The Trial of Charles I
- The King sitting in a large Elbow Chair covered with Crimson Velvet.
- The Lord President Bradshaw. [Younger son of a minor gentry family
from Cheshire. Educated at Gray's Inn and appointed Chief Justice of
Cheshire and North Wales in 1647. With some reluctance, he accepted
the office of President of the High Court of Justice when other prominent
lawyers and magistrates declined. Bradshaw presided over the King's
trial and pronounced the sentence of death. He was richly rewarded
with lands and property. Appointed first president of the Council of
State 1649, but he opposed Cromwell's moves towards personal power
and was almost alone in protesting at Cromwell's dissolution of the
Rump 1653, for which he lost his office of Chief Justice for Cheshire.
Bradshaw died in October 1659 and was buried in Westminster Abbey.
His body was exhumed after the Restoration and hung in chains at Tyburn.
- John Lisle, sitting on the right hand of the Lord President. [Younger
son of a knight in the Isle of Wight, educated at Oxford and the Middle
Temple. Married the daughter of Lord Chief Justice Hobart, then on
her death married another rich heiress (who as Alice Lisle became a
famous martyr for aiding the rebels in Monmouth's Rebellion). MP for
Winchester during the Short and Long Parliaments and active in the
creation of the Committee for Both Kingdoms. Lisle was one of Bradshaw's
assistants at the King's trial but not a signatory of the death warrant.
Later appointed a commissioner of the Great Seal and a member of the
Council of State. Escaped to Switzerland at the Restoration where he
was murdered in 1664 by an Irish Royalist.]
- William Say, sitting on the left hand of the Lord President. [Educated
at Oxford and the Middle Temple, acquired the sequestered estates of
Lord Abergavenny during the Civil Wars. Acted as temporary president
of the High Court of Justice before the arrival of John Bradshaw and
assisted him during the trial. Drafted the King's death warrant and
reported the proceedings to Parliament. Escaped to Holland at the Restoration.]
- Andrew Broughton, one of the two clerks appointed to attend the court.
[Clerk of the High Court of Justice. Escaped to Switzerland where
he died 1688. ]
- John Phelps, the second clerk appointed to attend the Court,
being seated at the feet of the said Lord President, under the Covert
of his Desk. (Journal, page 12.)

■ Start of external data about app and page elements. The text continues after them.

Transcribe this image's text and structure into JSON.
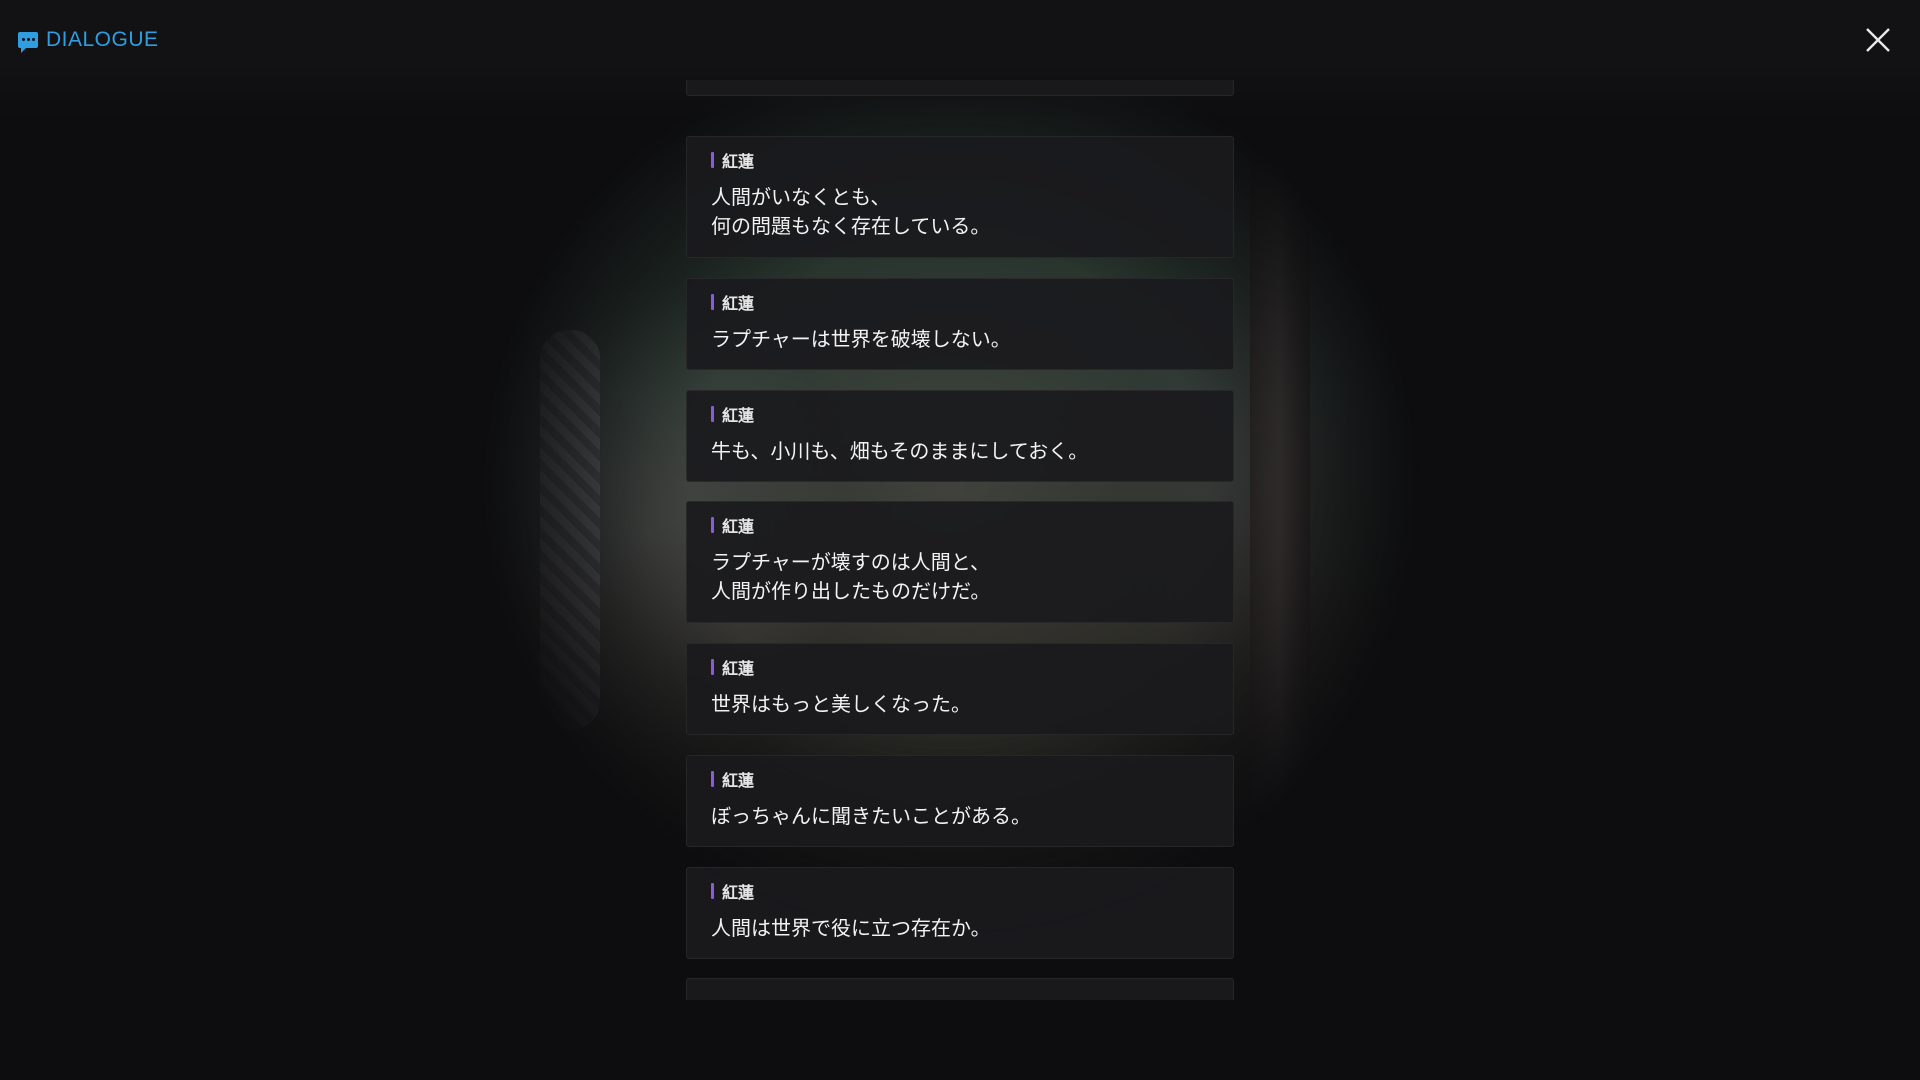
{
  "header": {
    "title": "DIALOGUE",
    "accent_color": "#2f9ee0",
    "icon": "chat-bubble-icon",
    "close_icon": "close-icon"
  },
  "dialogue": [
    {
      "speaker": "紅蓮",
      "text": "人間がいなくとも、\n何の問題もなく存在している。"
    },
    {
      "speaker": "紅蓮",
      "text": "ラプチャーは世界を破壊しない。"
    },
    {
      "speaker": "紅蓮",
      "text": "牛も、小川も、畑もそのままにしておく。"
    },
    {
      "speaker": "紅蓮",
      "text": "ラプチャーが壊すのは人間と、\n人間が作り出したものだけだ。"
    },
    {
      "speaker": "紅蓮",
      "text": "世界はもっと美しくなった。"
    },
    {
      "speaker": "紅蓮",
      "text": "ぼっちゃんに聞きたいことがある。"
    },
    {
      "speaker": "紅蓮",
      "text": "人間は世界で役に立つ存在か。"
    }
  ],
  "speaker_bar_color": "#8a5cd9"
}
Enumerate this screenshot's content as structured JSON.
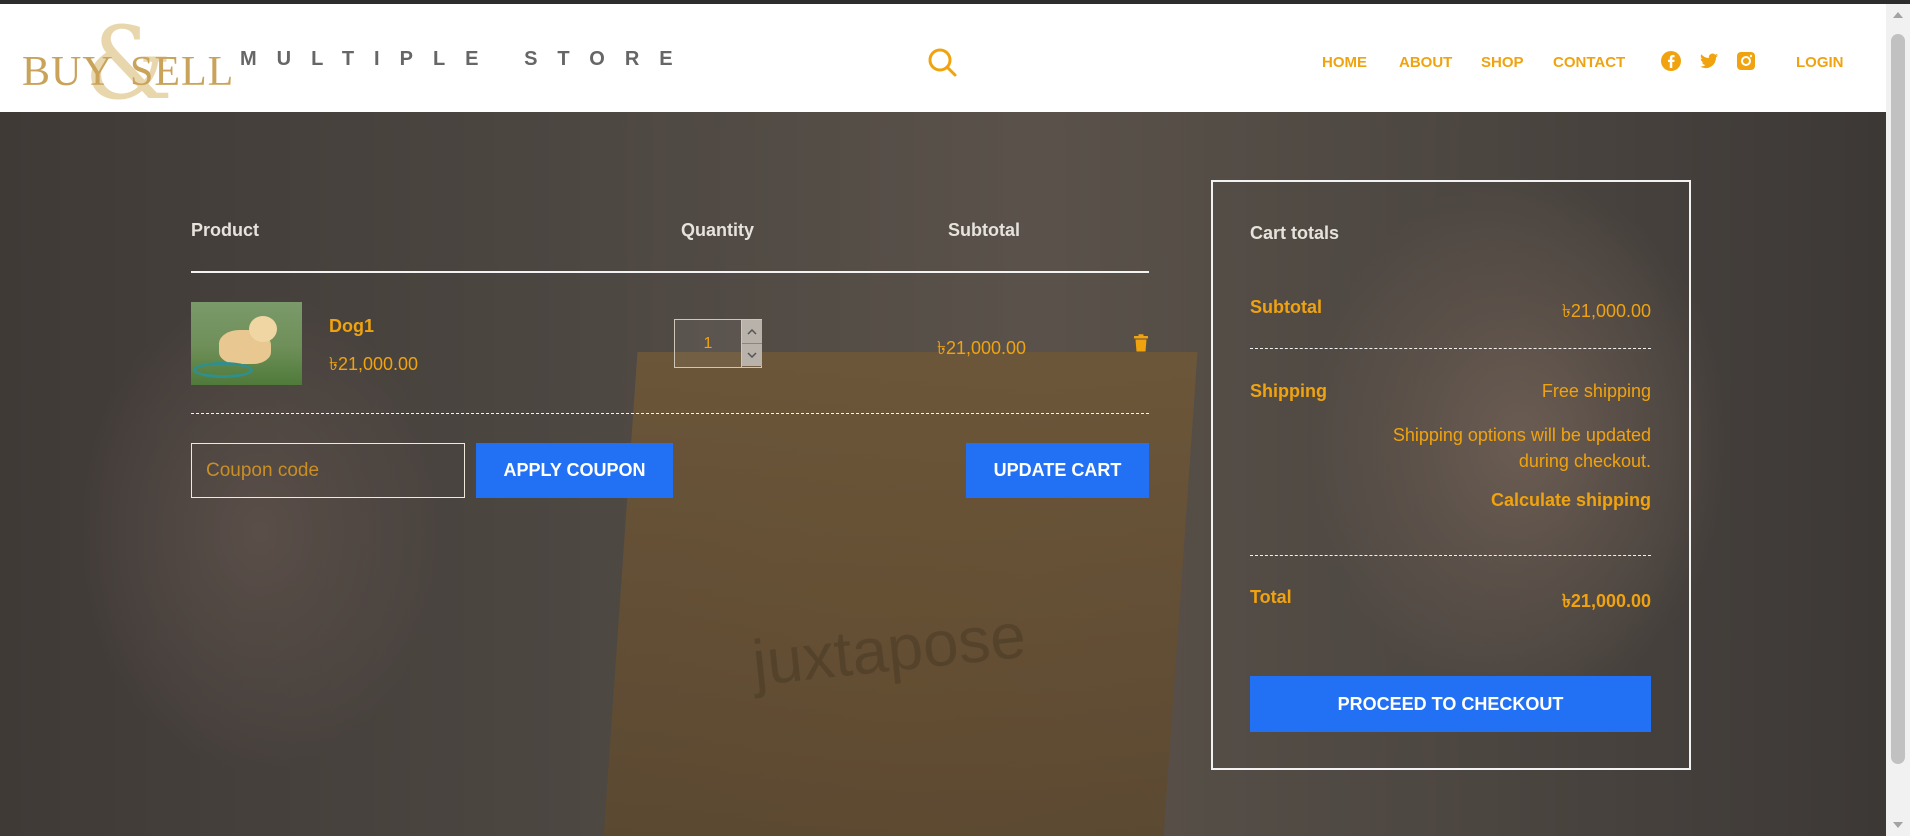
{
  "brand": {
    "logo_word_left": "BUY",
    "logo_ampersand": "&",
    "logo_word_right": "SELL",
    "tagline": "MULTIPLE STORE"
  },
  "nav": {
    "items": [
      "HOME",
      "ABOUT",
      "SHOP",
      "CONTACT"
    ],
    "login": "LOGIN",
    "social_icons": [
      "facebook-icon",
      "twitter-icon",
      "instagram-icon"
    ]
  },
  "cart": {
    "headers": {
      "product": "Product",
      "quantity": "Quantity",
      "subtotal": "Subtotal"
    },
    "items": [
      {
        "name": "Dog1",
        "price": "৳21,000.00",
        "quantity": "1",
        "subtotal": "৳21,000.00"
      }
    ],
    "coupon_placeholder": "Coupon code",
    "apply_coupon": "APPLY COUPON",
    "update_cart": "UPDATE CART"
  },
  "totals": {
    "title": "Cart totals",
    "subtotal_label": "Subtotal",
    "subtotal_value": "৳21,000.00",
    "shipping_label": "Shipping",
    "shipping_value": "Free shipping",
    "shipping_note_line1": "Shipping options will be updated",
    "shipping_note_line2": "during checkout.",
    "calculate_shipping": "Calculate shipping",
    "total_label": "Total",
    "total_value": "৳21,000.00",
    "checkout": "PROCEED TO CHECKOUT"
  },
  "colors": {
    "accent": "#f0a30f",
    "button": "#2271f5",
    "logo_gold": "#c9a35a"
  }
}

- The Table placed before the said clerks, whereon some times lay the
commonwealth's mace and sword of state or justice: Sometimes, I say,
for at other times, the said sword was advanced in the head of the guards,
with partizans standing in the court, on the right hand of the king,
as he sate, and the said mace was some times handed by their sergeant-at-arms
on the outside of the bar, nigh the king on his left hand. But in this
they are to be pardoned, it being the first time they had kinged it,
and therefore it was not to be expected that they should be so ready
and exact in their ceremonies.
- The scale of benches.
- The achievement of the Commonwealth of England.
(This continues to Z, occupying in the whole, two closely printed folio
pages.) P. 11 Die Veneris, 12 Januarii, 1648 Painted chamber.
From "Nalson's Record of the Trial of Charles I, 1688" in
the British Museum.
The Phelps Family of America and
Their English Ancestors, (Save
$201 by ordering through us.) Two volumes.
By Judge Oliver Seymour Phelps and Andrew T. Servin. (Eagle Publishing Company
of Pittsfield, Mass., 1899)